Material provided below:
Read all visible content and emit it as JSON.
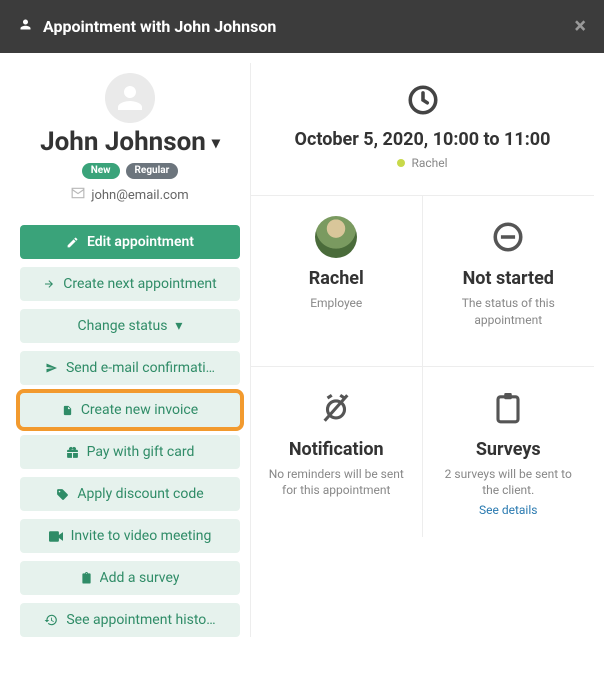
{
  "header": {
    "title": "Appointment with John Johnson"
  },
  "client": {
    "name": "John Johnson",
    "badge_new": "New",
    "badge_regular": "Regular",
    "email": "john@email.com"
  },
  "actions": {
    "edit": "Edit appointment",
    "create_next": "Create next appointment",
    "change_status": "Change status",
    "send_email": "Send e-mail confirmati…",
    "create_invoice": "Create new invoice",
    "pay_gift": "Pay with gift card",
    "discount": "Apply discount code",
    "video": "Invite to video meeting",
    "survey": "Add a survey",
    "history": "See appointment histo…"
  },
  "schedule": {
    "date_time": "October 5, 2020, 10:00 to 11:00",
    "employee_chip": "Rachel"
  },
  "cards": {
    "employee": {
      "title": "Rachel",
      "subtitle": "Employee"
    },
    "status": {
      "title": "Not started",
      "subtitle": "The status of this appointment"
    },
    "notification": {
      "title": "Notification",
      "subtitle": "No reminders will be sent for this appointment"
    },
    "surveys": {
      "title": "Surveys",
      "subtitle": "2 surveys will be sent to the client.",
      "link": "See details"
    }
  }
}
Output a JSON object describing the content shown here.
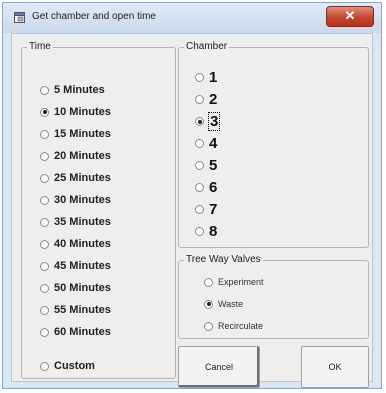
{
  "window": {
    "title": "Get chamber and open time",
    "close_label": "✕"
  },
  "time_group": {
    "label": "Time",
    "options": [
      {
        "label": "5 Minutes",
        "checked": false
      },
      {
        "label": "10 Minutes",
        "checked": true
      },
      {
        "label": "15 Minutes",
        "checked": false
      },
      {
        "label": "20 Minutes",
        "checked": false
      },
      {
        "label": "25 Minutes",
        "checked": false
      },
      {
        "label": "30 Minutes",
        "checked": false
      },
      {
        "label": "35 Minutes",
        "checked": false
      },
      {
        "label": "40 Minutes",
        "checked": false
      },
      {
        "label": "45 Minutes",
        "checked": false
      },
      {
        "label": "50 Minutes",
        "checked": false
      },
      {
        "label": "55 Minutes",
        "checked": false
      },
      {
        "label": "60 Minutes",
        "checked": false
      },
      {
        "label": "Custom",
        "checked": false
      }
    ]
  },
  "chamber_group": {
    "label": "Chamber",
    "options": [
      {
        "label": "1",
        "checked": false
      },
      {
        "label": "2",
        "checked": false
      },
      {
        "label": "3",
        "checked": true
      },
      {
        "label": "4",
        "checked": false
      },
      {
        "label": "5",
        "checked": false
      },
      {
        "label": "6",
        "checked": false
      },
      {
        "label": "7",
        "checked": false
      },
      {
        "label": "8",
        "checked": false
      }
    ]
  },
  "valves_group": {
    "label": "Tree Way Valves",
    "options": [
      {
        "label": "Experiment",
        "checked": false
      },
      {
        "label": "Waste",
        "checked": true
      },
      {
        "label": "Recirculate",
        "checked": false
      }
    ]
  },
  "buttons": {
    "cancel_label": "Cancel",
    "ok_label": "OK"
  }
}
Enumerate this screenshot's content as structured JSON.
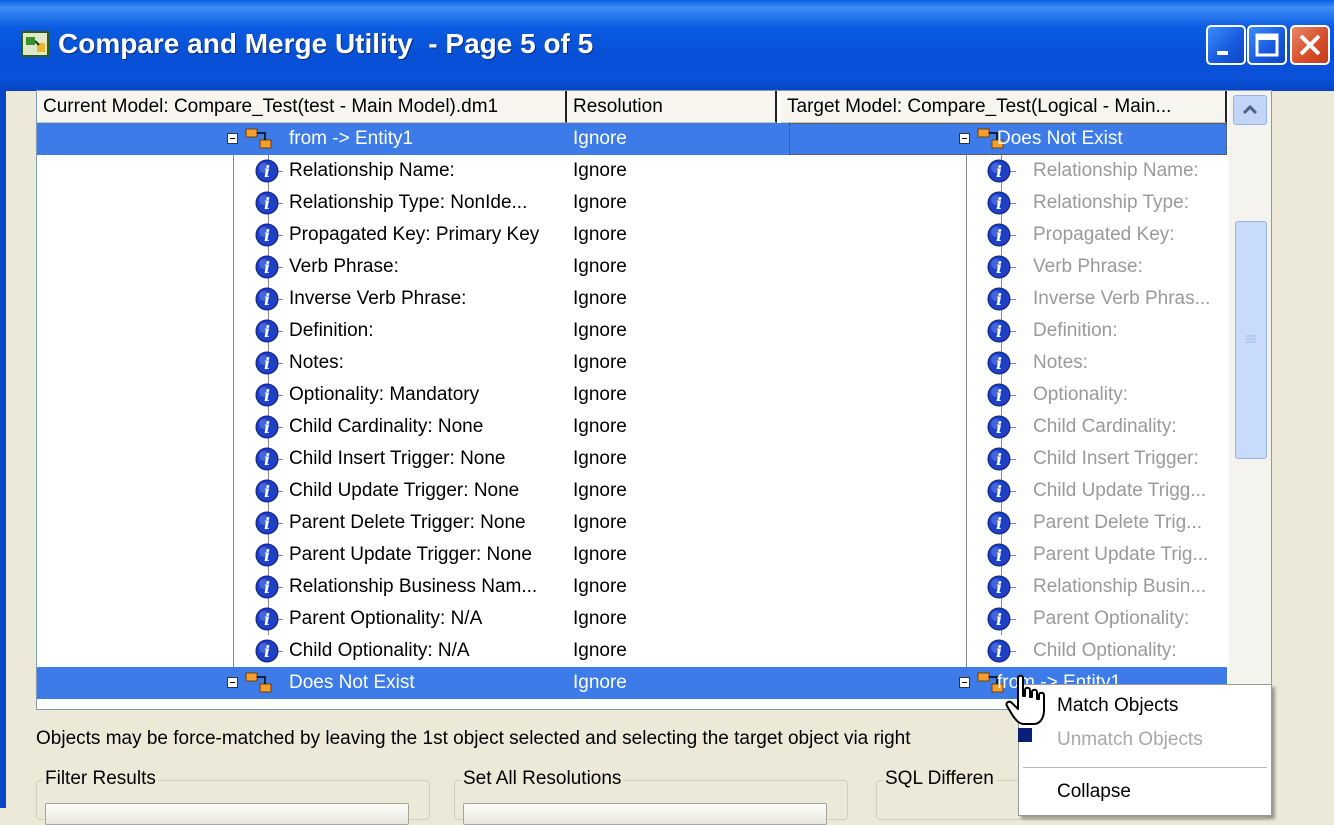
{
  "window": {
    "title": "Compare and Merge Utility  - Page 5 of 5"
  },
  "grid": {
    "headers": {
      "current": "Current Model: Compare_Test(test - Main Model).dm1",
      "resolution": "Resolution",
      "target": "Target Model: Compare_Test(Logical - Main..."
    },
    "rows": [
      {
        "current": "from -> Entity1",
        "resolution": "Ignore",
        "target": "Does Not Exist",
        "kind": "parent",
        "selected": true
      },
      {
        "current": "Relationship Name:",
        "resolution": "Ignore",
        "target": "Relationship Name:",
        "kind": "child"
      },
      {
        "current": "Relationship Type: NonIde...",
        "resolution": "Ignore",
        "target": "Relationship Type:",
        "kind": "child"
      },
      {
        "current": "Propagated Key: Primary Key",
        "resolution": "Ignore",
        "target": "Propagated Key:",
        "kind": "child"
      },
      {
        "current": "Verb Phrase:",
        "resolution": "Ignore",
        "target": "Verb Phrase:",
        "kind": "child"
      },
      {
        "current": "Inverse Verb Phrase:",
        "resolution": "Ignore",
        "target": "Inverse Verb Phras...",
        "kind": "child"
      },
      {
        "current": "Definition:",
        "resolution": "Ignore",
        "target": "Definition:",
        "kind": "child"
      },
      {
        "current": "Notes:",
        "resolution": "Ignore",
        "target": "Notes:",
        "kind": "child"
      },
      {
        "current": "Optionality: Mandatory",
        "resolution": "Ignore",
        "target": "Optionality:",
        "kind": "child"
      },
      {
        "current": "Child Cardinality: None",
        "resolution": "Ignore",
        "target": "Child Cardinality:",
        "kind": "child"
      },
      {
        "current": "Child Insert Trigger: None",
        "resolution": "Ignore",
        "target": "Child Insert Trigger:",
        "kind": "child"
      },
      {
        "current": "Child Update Trigger: None",
        "resolution": "Ignore",
        "target": "Child Update Trigg...",
        "kind": "child"
      },
      {
        "current": "Parent Delete Trigger: None",
        "resolution": "Ignore",
        "target": "Parent Delete Trig...",
        "kind": "child"
      },
      {
        "current": "Parent Update Trigger: None",
        "resolution": "Ignore",
        "target": "Parent Update Trig...",
        "kind": "child"
      },
      {
        "current": "Relationship Business Nam...",
        "resolution": "Ignore",
        "target": "Relationship Busin...",
        "kind": "child"
      },
      {
        "current": "Parent Optionality:  N/A",
        "resolution": "Ignore",
        "target": "Parent Optionality:",
        "kind": "child"
      },
      {
        "current": "Child Optionality:  N/A",
        "resolution": "Ignore",
        "target": "Child Optionality:",
        "kind": "child"
      },
      {
        "current": "Does Not Exist",
        "resolution": "Ignore",
        "target": "from -> Entity1",
        "kind": "parent",
        "selected": true
      }
    ]
  },
  "instruction": "Objects may be force-matched by leaving the 1st object selected and selecting the target object via right",
  "groups": {
    "filter": "Filter Results",
    "set_all": "Set All Resolutions",
    "sql": "SQL Differen"
  },
  "context_menu": {
    "match": "Match Objects",
    "unmatch": "Unmatch Objects",
    "collapse": "Collapse"
  },
  "colors": {
    "selection": "#3d7be8",
    "titlebar": "#0a52d9",
    "info_icon": "#1f3fc4"
  }
}
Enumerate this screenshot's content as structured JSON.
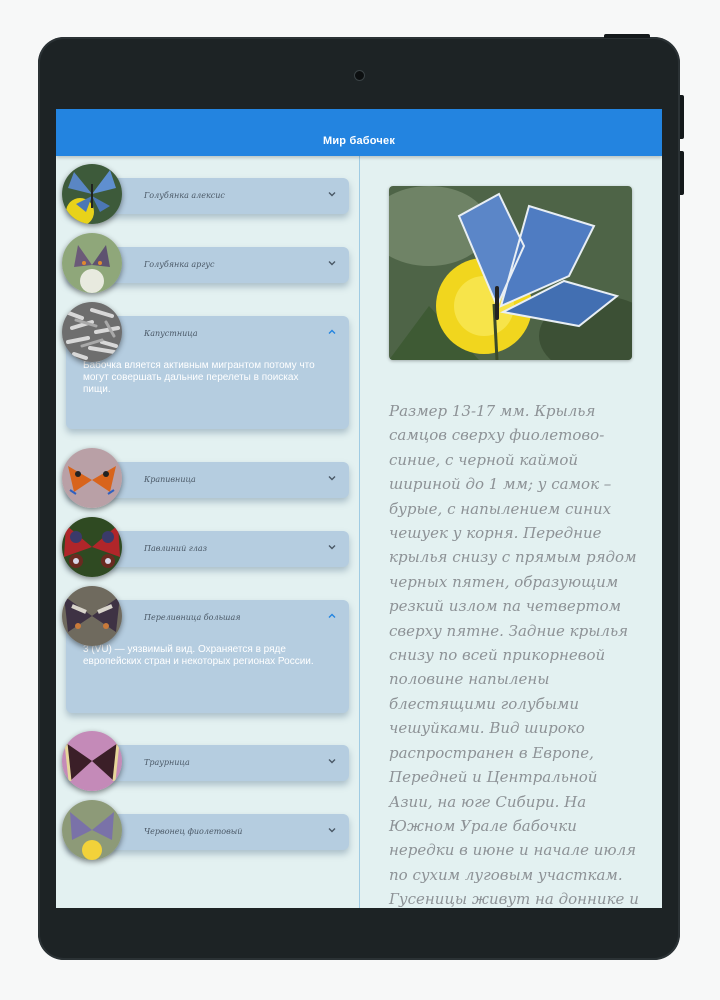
{
  "app": {
    "title": "Мир бабочек"
  },
  "butterflies": [
    {
      "name": "Голубянка алексис",
      "expanded": false,
      "description": ""
    },
    {
      "name": "Голубянка аргус",
      "expanded": false,
      "description": ""
    },
    {
      "name": "Капустница",
      "expanded": true,
      "description": "Бабочка вляется активным мигрантом потому что могут совершать дальние перелеты в поисках пищи."
    },
    {
      "name": "Крапивница",
      "expanded": false,
      "description": ""
    },
    {
      "name": "Павлиний глаз",
      "expanded": false,
      "description": ""
    },
    {
      "name": "Переливница большая",
      "expanded": true,
      "description": "3 (VU) — уязвимый вид. Охраняется в ряде европейских стран и некоторых регионах России."
    },
    {
      "name": "Траурница",
      "expanded": false,
      "description": ""
    },
    {
      "name": "Червонец фиолетовый",
      "expanded": false,
      "description": ""
    }
  ],
  "detail": {
    "text": "Размер 13-17 мм. Крылья самцов сверху фиолетово-синие, с черной каймой шириной до 1 мм; у самок – бурые, с напылением синих чешуек у корня. Передние крылья снизу с прямым рядом черных пятен, образующим резкий излом па четвертом сверху пятне. Задние крылья снизу по всей прикорневой половине напылены блестящими голубыми чешуйками. Вид широко распространен в Европе, Передней и Центральной Азии, на юге Сибири. На Южном Урале бабочки нередки в июне и начале июля по сухим луговым участкам. Гусеницы живут на доннике и других бобовых"
  },
  "colors": {
    "appbar": "#2384e0",
    "card": "#b5cde0",
    "background": "#e3f1f1"
  }
}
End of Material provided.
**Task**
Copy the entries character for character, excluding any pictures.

**Response for this exercise**
Read all visible content and emit it as JSON.
{
  "header": {
    "title": "Appointment with John Johnson"
  },
  "client": {
    "name": "John Johnson",
    "badge_new": "New",
    "badge_regular": "Regular",
    "email": "john@email.com"
  },
  "actions": {
    "edit": "Edit appointment",
    "create_next": "Create next appointment",
    "change_status": "Change status",
    "send_email": "Send e-mail confirmati…",
    "create_invoice": "Create new invoice",
    "pay_gift": "Pay with gift card",
    "discount": "Apply discount code",
    "video": "Invite to video meeting",
    "survey": "Add a survey",
    "history": "See appointment histo…"
  },
  "schedule": {
    "date_time": "October 5, 2020, 10:00 to 11:00",
    "employee_chip": "Rachel"
  },
  "cards": {
    "employee": {
      "title": "Rachel",
      "subtitle": "Employee"
    },
    "status": {
      "title": "Not started",
      "subtitle": "The status of this appointment"
    },
    "notification": {
      "title": "Notification",
      "subtitle": "No reminders will be sent for this appointment"
    },
    "surveys": {
      "title": "Surveys",
      "subtitle": "2 surveys will be sent to the client.",
      "link": "See details"
    }
  }
}
Output a JSON object describing the content shown here.
{
  "window": {
    "title": "Get chamber and open time",
    "close_label": "✕"
  },
  "time_group": {
    "label": "Time",
    "options": [
      {
        "label": "5 Minutes",
        "checked": false
      },
      {
        "label": "10 Minutes",
        "checked": true
      },
      {
        "label": "15 Minutes",
        "checked": false
      },
      {
        "label": "20 Minutes",
        "checked": false
      },
      {
        "label": "25 Minutes",
        "checked": false
      },
      {
        "label": "30 Minutes",
        "checked": false
      },
      {
        "label": "35 Minutes",
        "checked": false
      },
      {
        "label": "40 Minutes",
        "checked": false
      },
      {
        "label": "45 Minutes",
        "checked": false
      },
      {
        "label": "50 Minutes",
        "checked": false
      },
      {
        "label": "55 Minutes",
        "checked": false
      },
      {
        "label": "60 Minutes",
        "checked": false
      },
      {
        "label": "Custom",
        "checked": false
      }
    ]
  },
  "chamber_group": {
    "label": "Chamber",
    "options": [
      {
        "label": "1",
        "checked": false
      },
      {
        "label": "2",
        "checked": false
      },
      {
        "label": "3",
        "checked": true
      },
      {
        "label": "4",
        "checked": false
      },
      {
        "label": "5",
        "checked": false
      },
      {
        "label": "6",
        "checked": false
      },
      {
        "label": "7",
        "checked": false
      },
      {
        "label": "8",
        "checked": false
      }
    ]
  },
  "valves_group": {
    "label": "Tree Way Valves",
    "options": [
      {
        "label": "Experiment",
        "checked": false
      },
      {
        "label": "Waste",
        "checked": true
      },
      {
        "label": "Recirculate",
        "checked": false
      }
    ]
  },
  "buttons": {
    "cancel_label": "Cancel",
    "ok_label": "OK"
  }
}
Enumerate this screenshot's content as structured JSON.
{
  "window": {
    "title": "Compare and Merge Utility  - Page 5 of 5"
  },
  "grid": {
    "headers": {
      "current": "Current Model: Compare_Test(test - Main Model).dm1",
      "resolution": "Resolution",
      "target": "Target Model: Compare_Test(Logical - Main..."
    },
    "rows": [
      {
        "current": "from -> Entity1",
        "resolution": "Ignore",
        "target": "Does Not Exist",
        "kind": "parent",
        "selected": true
      },
      {
        "current": "Relationship Name:",
        "resolution": "Ignore",
        "target": "Relationship Name:",
        "kind": "child"
      },
      {
        "current": "Relationship Type: NonIde...",
        "resolution": "Ignore",
        "target": "Relationship Type:",
        "kind": "child"
      },
      {
        "current": "Propagated Key: Primary Key",
        "resolution": "Ignore",
        "target": "Propagated Key:",
        "kind": "child"
      },
      {
        "current": "Verb Phrase:",
        "resolution": "Ignore",
        "target": "Verb Phrase:",
        "kind": "child"
      },
      {
        "current": "Inverse Verb Phrase:",
        "resolution": "Ignore",
        "target": "Inverse Verb Phras...",
        "kind": "child"
      },
      {
        "current": "Definition:",
        "resolution": "Ignore",
        "target": "Definition:",
        "kind": "child"
      },
      {
        "current": "Notes:",
        "resolution": "Ignore",
        "target": "Notes:",
        "kind": "child"
      },
      {
        "current": "Optionality: Mandatory",
        "resolution": "Ignore",
        "target": "Optionality:",
        "kind": "child"
      },
      {
        "current": "Child Cardinality: None",
        "resolution": "Ignore",
        "target": "Child Cardinality:",
        "kind": "child"
      },
      {
        "current": "Child Insert Trigger: None",
        "resolution": "Ignore",
        "target": "Child Insert Trigger:",
        "kind": "child"
      },
      {
        "current": "Child Update Trigger: None",
        "resolution": "Ignore",
        "target": "Child Update Trigg...",
        "kind": "child"
      },
      {
        "current": "Parent Delete Trigger: None",
        "resolution": "Ignore",
        "target": "Parent Delete Trig...",
        "kind": "child"
      },
      {
        "current": "Parent Update Trigger: None",
        "resolution": "Ignore",
        "target": "Parent Update Trig...",
        "kind": "child"
      },
      {
        "current": "Relationship Business Nam...",
        "resolution": "Ignore",
        "target": "Relationship Busin...",
        "kind": "child"
      },
      {
        "current": "Parent Optionality:  N/A",
        "resolution": "Ignore",
        "target": "Parent Optionality:",
        "kind": "child"
      },
      {
        "current": "Child Optionality:  N/A",
        "resolution": "Ignore",
        "target": "Child Optionality:",
        "kind": "child"
      },
      {
        "current": "Does Not Exist",
        "resolution": "Ignore",
        "target": "from -> Entity1",
        "kind": "parent",
        "selected": true
      }
    ]
  },
  "instruction": "Objects may be force-matched by leaving the 1st object selected and selecting the target object via right",
  "groups": {
    "filter": "Filter Results",
    "set_all": "Set All Resolutions",
    "sql": "SQL Differen"
  },
  "context_menu": {
    "match": "Match Objects",
    "unmatch": "Unmatch Objects",
    "collapse": "Collapse"
  },
  "colors": {
    "selection": "#3d7be8",
    "titlebar": "#0a52d9",
    "info_icon": "#1f3fc4"
  }
}
Enumerate this screenshot's content as structured JSON.
{
  "app": {
    "title": "Мир бабочек"
  },
  "butterflies": [
    {
      "name": "Голубянка алексис",
      "expanded": false,
      "description": ""
    },
    {
      "name": "Голубянка аргус",
      "expanded": false,
      "description": ""
    },
    {
      "name": "Капустница",
      "expanded": true,
      "description": "Бабочка вляется активным мигрантом потому что могут совершать дальние перелеты в поисках пищи."
    },
    {
      "name": "Крапивница",
      "expanded": false,
      "description": ""
    },
    {
      "name": "Павлиний глаз",
      "expanded": false,
      "description": ""
    },
    {
      "name": "Переливница большая",
      "expanded": true,
      "description": "3 (VU) — уязвимый вид. Охраняется в ряде европейских стран и некоторых регионах России."
    },
    {
      "name": "Траурница",
      "expanded": false,
      "description": ""
    },
    {
      "name": "Червонец фиолетовый",
      "expanded": false,
      "description": ""
    }
  ],
  "detail": {
    "text": "Размер 13-17 мм. Крылья самцов сверху фиолетово-синие, с черной каймой шириной до 1 мм; у самок – бурые, с напылением синих чешуек у корня. Передние крылья снизу с прямым рядом черных пятен, образующим резкий излом па четвертом сверху пятне. Задние крылья снизу по всей прикорневой половине напылены блестящими голубыми чешуйками. Вид широко распространен в Европе, Передней и Центральной Азии, на юге Сибири. На Южном Урале бабочки нередки в июне и начале июля по сухим луговым участкам. Гусеницы живут на доннике и других бобовых"
  },
  "colors": {
    "appbar": "#2384e0",
    "card": "#b5cde0",
    "background": "#e3f1f1"
  }
}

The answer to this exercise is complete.